▸ **EXERCISE BRIEF**
Look through the lines below and copy each one that includes "Sign".

▸ **Data records for software interfaces**
****************

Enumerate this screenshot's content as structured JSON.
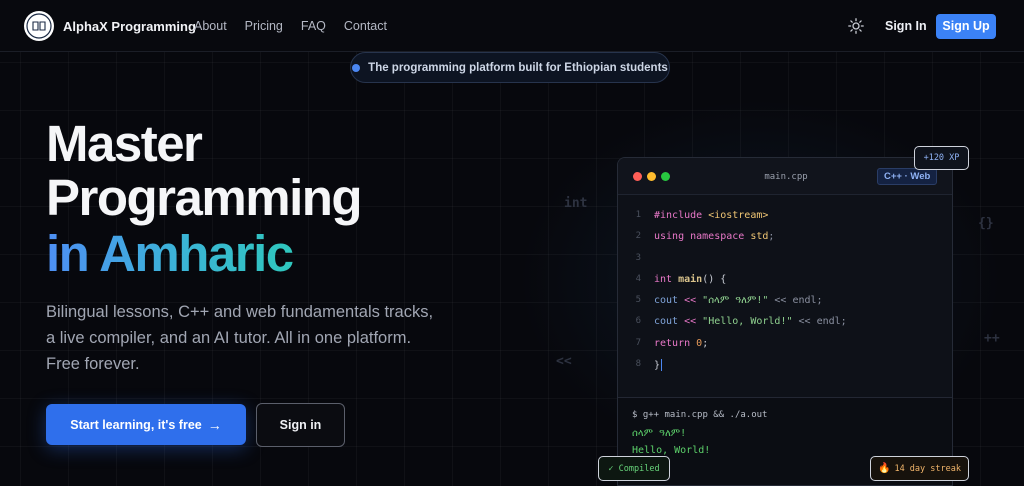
{
  "nav": {
    "brand": "AlphaX Programming",
    "links": [
      "About",
      "Pricing",
      "FAQ",
      "Contact"
    ],
    "sign_in": "Sign In",
    "sign_up": "Sign Up"
  },
  "banner": "The programming platform built for Ethiopian students",
  "hero": {
    "line1": "Master",
    "line2": "Programming",
    "line3": "in Amharic",
    "description": "Bilingual lessons, C++ and web fundamentals tracks, a live compiler, and an AI tutor. All in one platform. Free forever.",
    "cta_primary": "Start learning, it's free",
    "cta_secondary": "Sign in"
  },
  "decor": {
    "int": "int",
    "braces": "{}",
    "shift": "<<",
    "plus": "++"
  },
  "editor": {
    "filename": "main.cpp",
    "badge": "C++ · Web",
    "line_numbers": [
      "1",
      "2",
      "3",
      "4",
      "5",
      "6",
      "7",
      "8"
    ],
    "code": {
      "l1_kw": "#include ",
      "l1_lib": "<iostream>",
      "l2_kw": "using namespace ",
      "l2_ns": "std",
      "l2_end": ";",
      "l4_type": "int ",
      "l4_fn": "main",
      "l4_end": "() {",
      "l5_fn": "cout ",
      "l5_op": "<< ",
      "l5_str": "\"ሰላም ዓለም!\"",
      "l5_end": " << endl;",
      "l6_fn": "cout ",
      "l6_op": "<< ",
      "l6_str": "\"Hello, World!\"",
      "l6_end": " << endl;",
      "l7_kw": "return ",
      "l7_num": "0",
      "l7_end": ";",
      "l8": "}"
    },
    "terminal": {
      "command": "$ g++ main.cpp && ./a.out",
      "out1": "ሰላም ዓለም!",
      "out2": "Hello, World!"
    }
  },
  "badges": {
    "xp": "+120 XP",
    "compiled": "✓ Compiled",
    "streak": "14 day streak"
  },
  "colors": {
    "accent": "#3b82f6",
    "gradient_start": "#4e8ff4",
    "gradient_end": "#2fc7bd",
    "dot_red": "#ff5f57",
    "dot_yellow": "#febc2e",
    "dot_green": "#28c840"
  }
}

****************

▸ **RESULT OF THE EXERCISE**
    "sign_in": "Sign In",
    "sign_up": "Sign Up"
    "cta_secondary": "Sign in"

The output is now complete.